Are you seeing ESG factors having a direct impact on the valuations of companies you invest in?
Not yet, but they will in the long run. In the short term, it doesn’t have much of an impact unless there’s an accident that blows up in your face. But it does help set apart the good companies from the bad ones: firms that understand ESG issues and are clearly communicating on them are setting themselves apart as being well versed on these risks. Investors will see them as more attractive investment targets, which will subsequently make their valuation go up.
Which emerging/frontier countries do you believe have most improved their ESG standards in the past five years?
I would point to markets that are joining the sustainable stock market initiative: Nigeria and Kenya, for instance. Hong Kong is not part of it but it is now issuing ESG disclosure rules. It’s all these markets where you see stock exchanges taking their responsibility seriously, as companies listed and willing to list there obviously will need to comply with their rules.
Their guidelines are not just about ticking the box but also about encouraging company boards to assume responsibility for these strategic issues. This will push peer competition and help raise local reporting and transparency standards.
And while we see emerging and frontier markets often lagging behind on these initiatives and regulations, we also see very interesting examples coming out of China, for instance, with ambitious climate targets that will force it to become the biggest investor in solar energy in the next few years. That’s why we’re a bit more hopeful about countries that are directly affected by water scarcity or pollution because they simply understand that they need to take action. A country like Russia, for example, is so much bigger, and it has a lot more land, fantastic forests and lots of water, so it doesn’t feel the pressure to get there as quickly.
Some companies have an understanding of these strategic issues but maybe not the true incentives to get the work started. If you’re exporting a lot to the EU, for example, consumer pressures will require that you fulfill certain standards in your purchasing process. But if you’re a local player you may not have many incentives and development will be slower.
Which tips would you give IROs to better engage investors on ESG issues?

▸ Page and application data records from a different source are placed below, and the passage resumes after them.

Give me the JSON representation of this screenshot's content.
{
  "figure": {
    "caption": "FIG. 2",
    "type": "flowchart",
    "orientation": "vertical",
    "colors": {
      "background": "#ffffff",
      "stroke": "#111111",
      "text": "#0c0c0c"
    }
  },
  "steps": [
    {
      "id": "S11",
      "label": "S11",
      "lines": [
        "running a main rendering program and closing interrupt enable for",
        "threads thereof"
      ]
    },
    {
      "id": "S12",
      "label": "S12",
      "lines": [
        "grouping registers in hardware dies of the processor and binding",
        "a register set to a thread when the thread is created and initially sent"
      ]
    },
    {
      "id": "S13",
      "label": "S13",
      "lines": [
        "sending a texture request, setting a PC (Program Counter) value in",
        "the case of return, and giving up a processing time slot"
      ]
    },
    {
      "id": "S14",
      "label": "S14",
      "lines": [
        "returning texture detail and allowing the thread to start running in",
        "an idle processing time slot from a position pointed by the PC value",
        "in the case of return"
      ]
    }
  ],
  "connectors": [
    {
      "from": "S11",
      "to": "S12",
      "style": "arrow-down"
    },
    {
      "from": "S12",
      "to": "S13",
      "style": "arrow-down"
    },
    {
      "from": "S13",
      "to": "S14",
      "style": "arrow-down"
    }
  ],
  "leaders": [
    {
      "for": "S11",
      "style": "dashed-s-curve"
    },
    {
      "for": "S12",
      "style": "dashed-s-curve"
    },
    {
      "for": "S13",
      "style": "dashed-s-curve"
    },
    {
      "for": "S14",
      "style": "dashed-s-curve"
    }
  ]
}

It all goes back to the long-term impact of ESG factors. In general I find it hard to get IROs to explain how these issues affect general operations and the bottom line. The IRO’s role is always about providing guidance that is as clear as possible on the value of a company, so if certain ESG issues are relevant and material enough, the IRO must make sure they are communicated.

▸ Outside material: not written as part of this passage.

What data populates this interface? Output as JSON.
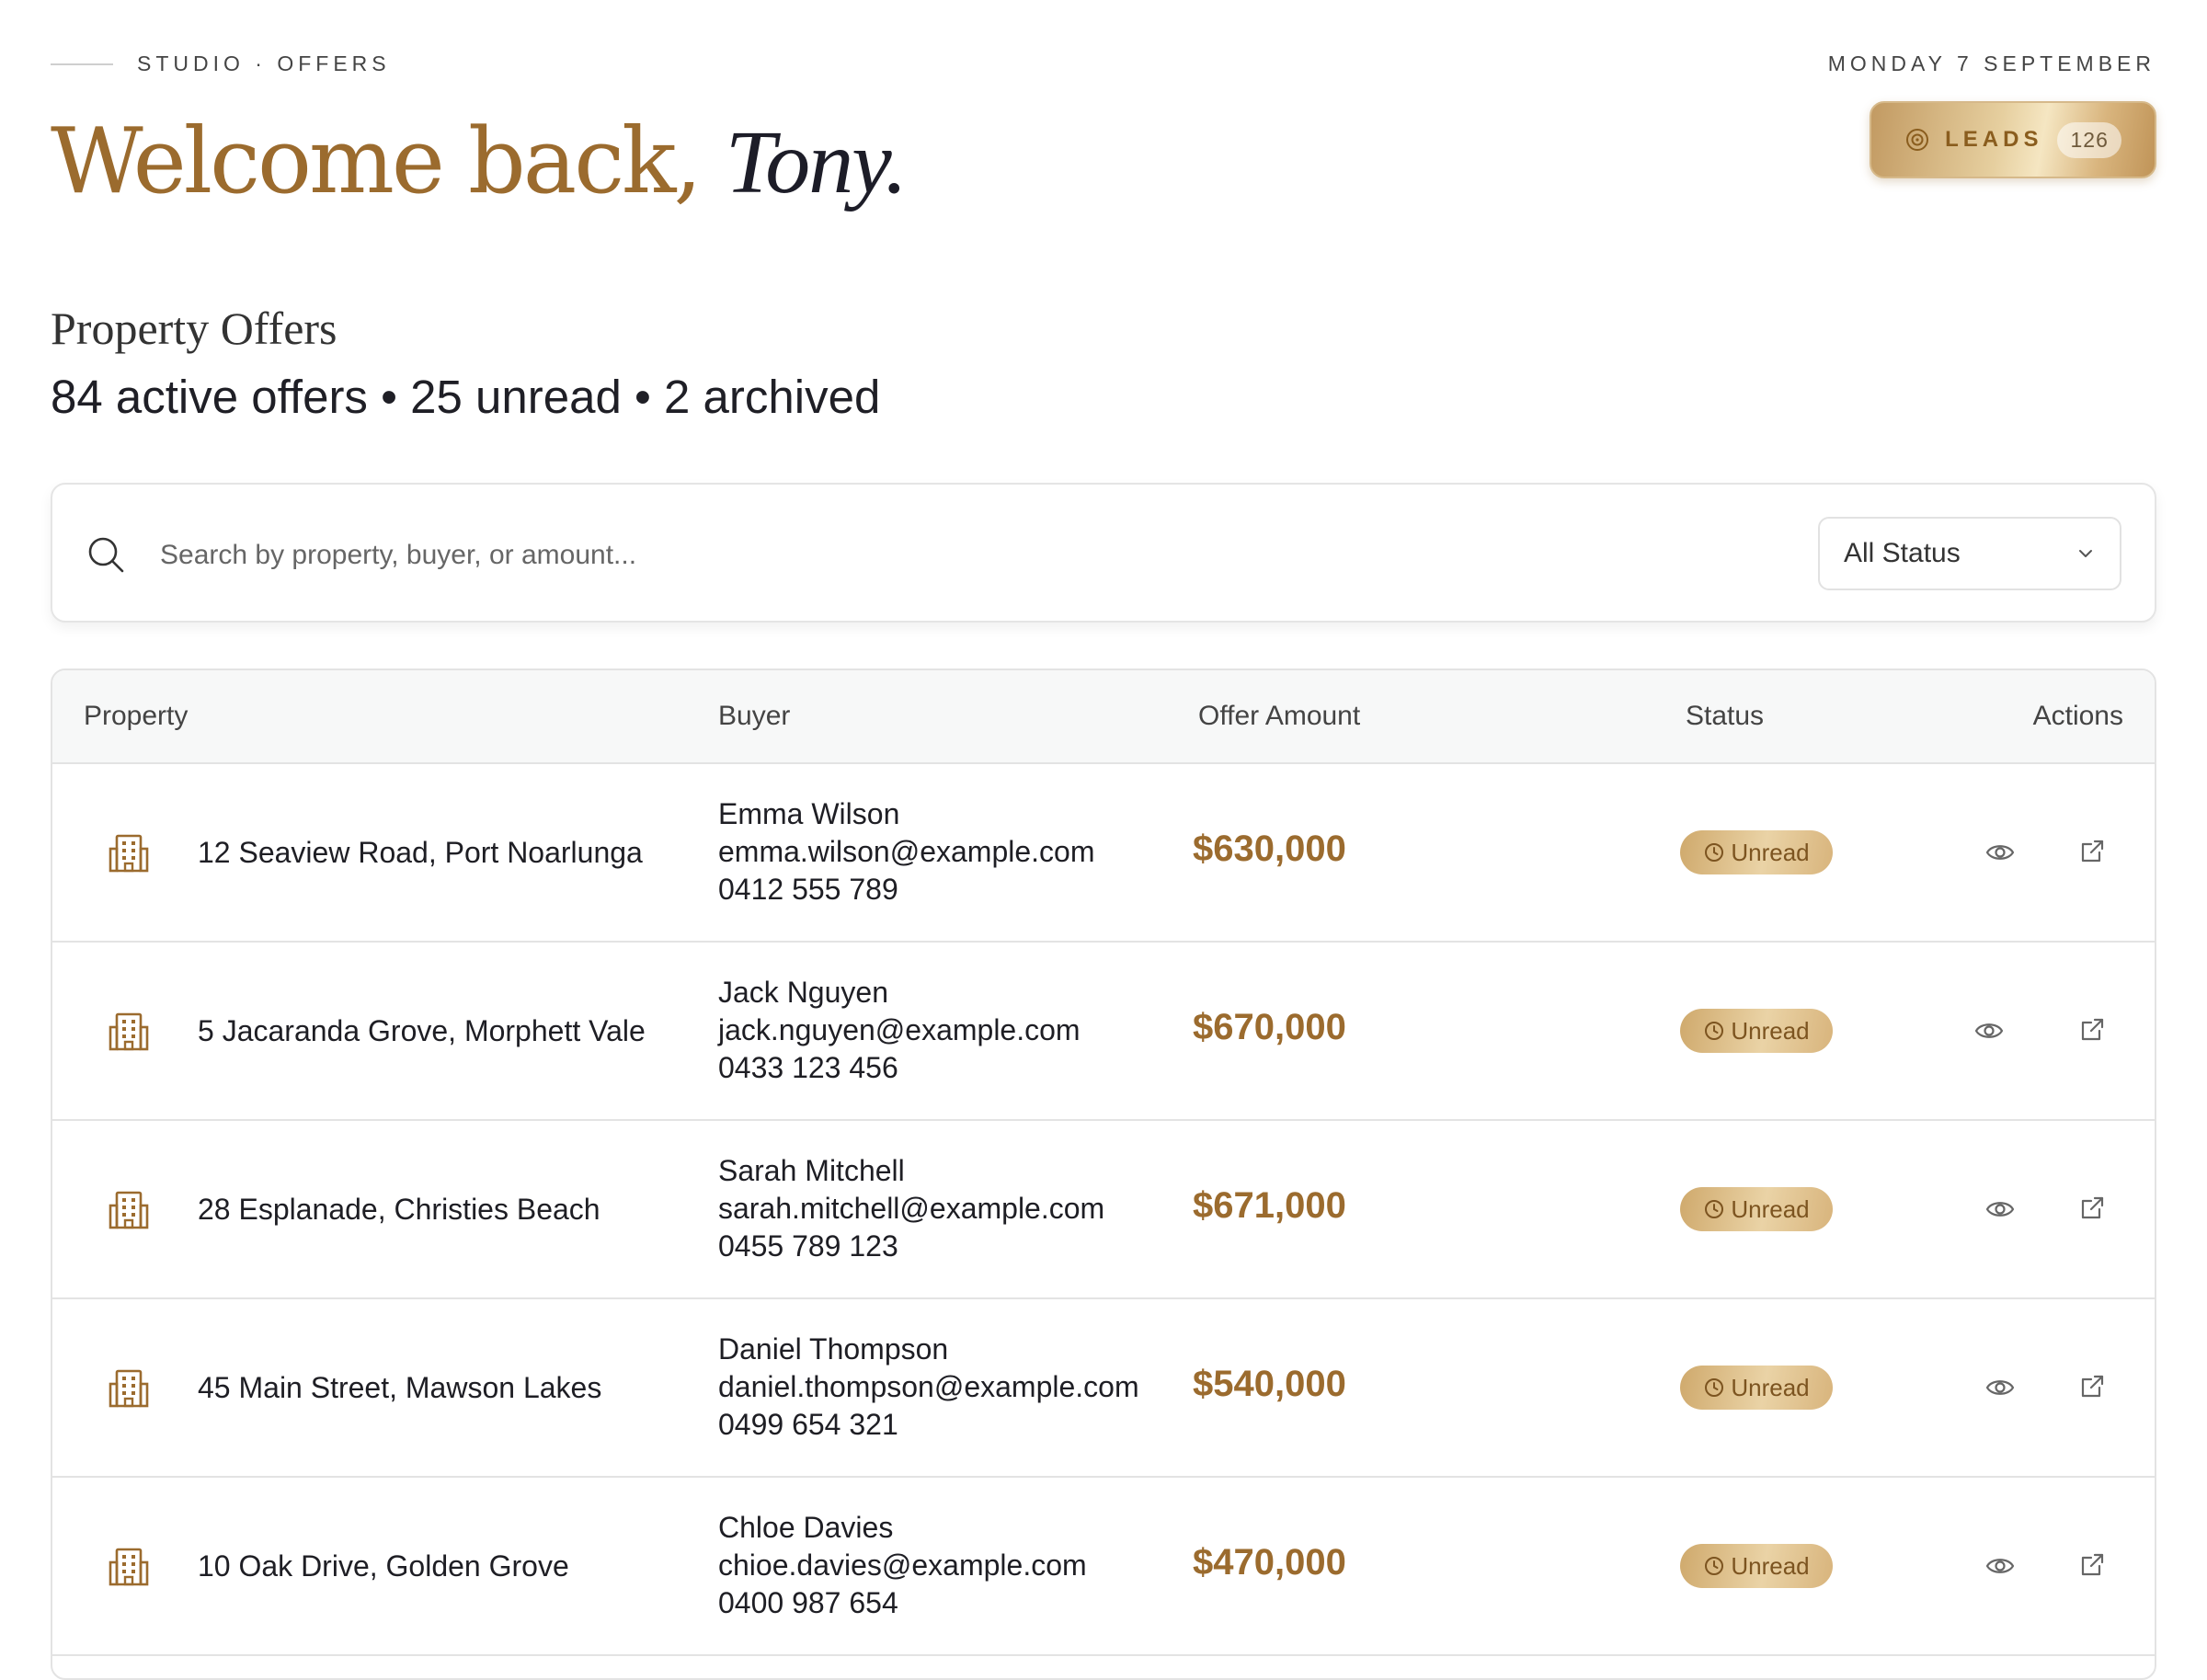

With all the ESG data available, we can compare companies from the same sector and start a conversation around that. Some firms are better prepared than others for this: some put out their sustainability report a half year after the annual report, which doesn’t make sense as you don’t see how it ties into the annual accounts. The Global Reporting Initiative can help companies sort out which things they should disclose and report based on their sector. Also, consistency is important: some firms change their key performance indicators (KPIs) every year, which makes tracking progress difficult.
There is a Russian company we haven’t invested in because of environmental risks, but I still meet with it often to assess its progress. The IRO was told by the CEO to regain one of the firm’s largest investors, which had sold its stake, and asked me for advice on how to do that.
Finally, I believe environmental issues are well understood now, even in smaller markets, but I think human rights topics will be the next big issue for companies to start communicating on. With the UN Guiding Principles on Business and Human Rights and other standards pushing for more disclosure on the subject, related KPIs are bound to become more common and developed.